● ABOUT THIS TASK: The response must restate the data exactly, with nothing left out.

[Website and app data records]
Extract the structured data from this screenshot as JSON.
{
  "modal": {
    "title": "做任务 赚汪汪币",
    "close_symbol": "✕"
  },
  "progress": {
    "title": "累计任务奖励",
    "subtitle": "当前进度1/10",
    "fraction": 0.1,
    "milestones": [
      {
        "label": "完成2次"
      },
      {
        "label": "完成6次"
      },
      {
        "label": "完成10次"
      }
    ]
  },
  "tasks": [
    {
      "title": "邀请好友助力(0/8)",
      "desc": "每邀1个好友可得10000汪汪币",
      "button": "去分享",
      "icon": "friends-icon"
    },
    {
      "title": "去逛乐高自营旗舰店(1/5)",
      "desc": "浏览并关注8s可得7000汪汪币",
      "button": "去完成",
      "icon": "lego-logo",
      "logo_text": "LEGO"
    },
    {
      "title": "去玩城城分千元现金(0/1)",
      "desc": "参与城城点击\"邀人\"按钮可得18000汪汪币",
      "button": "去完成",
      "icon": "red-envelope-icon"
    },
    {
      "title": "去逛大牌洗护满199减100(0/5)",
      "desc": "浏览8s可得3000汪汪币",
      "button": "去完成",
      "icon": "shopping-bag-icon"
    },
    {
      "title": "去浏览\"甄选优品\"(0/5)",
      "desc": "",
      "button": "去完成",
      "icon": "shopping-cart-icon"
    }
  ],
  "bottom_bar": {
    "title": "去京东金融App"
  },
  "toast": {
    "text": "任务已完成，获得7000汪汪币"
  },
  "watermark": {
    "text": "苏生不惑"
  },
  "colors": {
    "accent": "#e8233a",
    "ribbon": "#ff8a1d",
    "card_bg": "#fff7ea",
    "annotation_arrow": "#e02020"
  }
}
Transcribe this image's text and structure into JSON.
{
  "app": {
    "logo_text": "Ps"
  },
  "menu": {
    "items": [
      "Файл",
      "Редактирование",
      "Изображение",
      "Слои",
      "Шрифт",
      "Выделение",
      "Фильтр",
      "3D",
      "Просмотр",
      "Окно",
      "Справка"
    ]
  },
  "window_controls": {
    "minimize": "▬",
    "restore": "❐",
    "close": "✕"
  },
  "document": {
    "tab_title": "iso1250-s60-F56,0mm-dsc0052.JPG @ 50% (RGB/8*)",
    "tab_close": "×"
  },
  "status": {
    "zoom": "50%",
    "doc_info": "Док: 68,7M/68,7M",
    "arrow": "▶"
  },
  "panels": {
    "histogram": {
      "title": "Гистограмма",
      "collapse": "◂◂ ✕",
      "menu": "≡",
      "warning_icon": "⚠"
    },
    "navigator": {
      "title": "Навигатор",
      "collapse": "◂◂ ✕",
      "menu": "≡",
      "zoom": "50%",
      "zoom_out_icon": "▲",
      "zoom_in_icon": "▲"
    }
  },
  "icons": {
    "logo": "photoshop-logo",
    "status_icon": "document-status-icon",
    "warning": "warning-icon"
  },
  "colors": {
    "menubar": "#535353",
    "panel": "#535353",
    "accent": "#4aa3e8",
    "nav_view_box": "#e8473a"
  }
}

● ANSWER SECTION:
Extract the structured data from this screenshot as JSON.
{
  "modal": {
    "title": "做任务 赚汪汪币",
    "close_symbol": "✕"
  },
  "progress": {
    "title": "累计任务奖励",
    "subtitle": "当前进度1/10",
    "fraction": 0.1,
    "milestones": [
      {
        "label": "完成2次"
      },
      {
        "label": "完成6次"
      },
      {
        "label": "完成10次"
      }
    ]
  },
  "tasks": [
    {
      "title": "邀请好友助力(0/8)",
      "desc": "每邀1个好友可得10000汪汪币",
      "button": "去分享",
      "icon": "friends-icon"
    },
    {
      "title": "去逛乐高自营旗舰店(1/5)",
      "desc": "浏览并关注8s可得7000汪汪币",
      "button": "去完成",
      "icon": "lego-logo",
      "logo_text": "LEGO"
    },
    {
      "title": "去玩城城分千元现金(0/1)",
      "desc": "参与城城点击\"邀人\"按钮可得18000汪汪币",
      "button": "去完成",
      "icon": "red-envelope-icon"
    },
    {
      "title": "去逛大牌洗护满199减100(0/5)",
      "desc": "浏览8s可得3000汪汪币",
      "button": "去完成",
      "icon": "shopping-bag-icon"
    },
    {
      "title": "去浏览\"甄选优品\"(0/5)",
      "desc": "",
      "button": "去完成",
      "icon": "shopping-cart-icon"
    }
  ],
  "bottom_bar": {
    "title": "去京东金融App"
  },
  "toast": {
    "text": "任务已完成，获得7000汪汪币"
  },
  "watermark": {
    "text": "苏生不惑"
  },
  "colors": {
    "accent": "#e8233a",
    "ribbon": "#ff8a1d",
    "card_bg": "#fff7ea",
    "annotation_arrow": "#e02020"
  }
}
Transcribe this image's text and structure into JSON.
{
  "app": {
    "logo_text": "Ps"
  },
  "menu": {
    "items": [
      "Файл",
      "Редактирование",
      "Изображение",
      "Слои",
      "Шрифт",
      "Выделение",
      "Фильтр",
      "3D",
      "Просмотр",
      "Окно",
      "Справка"
    ]
  },
  "window_controls": {
    "minimize": "▬",
    "restore": "❐",
    "close": "✕"
  },
  "document": {
    "tab_title": "iso1250-s60-F56,0mm-dsc0052.JPG @ 50% (RGB/8*)",
    "tab_close": "×"
  },
  "status": {
    "zoom": "50%",
    "doc_info": "Док: 68,7M/68,7M",
    "arrow": "▶"
  },
  "panels": {
    "histogram": {
      "title": "Гистограмма",
      "collapse": "◂◂ ✕",
      "menu": "≡",
      "warning_icon": "⚠"
    },
    "navigator": {
      "title": "Навигатор",
      "collapse": "◂◂ ✕",
      "menu": "≡",
      "zoom": "50%",
      "zoom_out_icon": "▲",
      "zoom_in_icon": "▲"
    }
  },
  "icons": {
    "logo": "photoshop-logo",
    "status_icon": "document-status-icon",
    "warning": "warning-icon"
  },
  "colors": {
    "menubar": "#535353",
    "panel": "#535353",
    "accent": "#4aa3e8",
    "nav_view_box": "#e8473a"
  }
}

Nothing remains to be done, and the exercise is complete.